**Work instruction:** From the data below, report how many lines contain the word "name", giving the number and nothing else.

**Data provided:**
----

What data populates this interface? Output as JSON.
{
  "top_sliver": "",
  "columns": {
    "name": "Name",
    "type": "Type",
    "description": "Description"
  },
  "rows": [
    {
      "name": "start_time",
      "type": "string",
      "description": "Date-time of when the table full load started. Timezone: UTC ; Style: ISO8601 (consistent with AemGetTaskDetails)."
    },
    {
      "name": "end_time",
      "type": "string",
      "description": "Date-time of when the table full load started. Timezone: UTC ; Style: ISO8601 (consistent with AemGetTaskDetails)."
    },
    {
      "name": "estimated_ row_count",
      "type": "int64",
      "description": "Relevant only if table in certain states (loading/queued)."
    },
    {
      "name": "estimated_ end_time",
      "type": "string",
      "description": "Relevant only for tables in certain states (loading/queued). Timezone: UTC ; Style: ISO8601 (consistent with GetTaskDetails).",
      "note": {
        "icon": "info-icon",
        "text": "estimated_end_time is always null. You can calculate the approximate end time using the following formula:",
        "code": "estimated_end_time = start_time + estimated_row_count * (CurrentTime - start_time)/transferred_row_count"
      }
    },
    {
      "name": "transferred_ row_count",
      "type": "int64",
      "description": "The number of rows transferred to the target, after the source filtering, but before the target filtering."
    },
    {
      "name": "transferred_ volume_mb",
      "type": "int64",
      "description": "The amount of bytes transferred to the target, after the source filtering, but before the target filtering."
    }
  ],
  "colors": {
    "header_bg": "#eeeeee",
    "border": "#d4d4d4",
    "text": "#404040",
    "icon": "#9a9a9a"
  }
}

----

**Written answer:** 7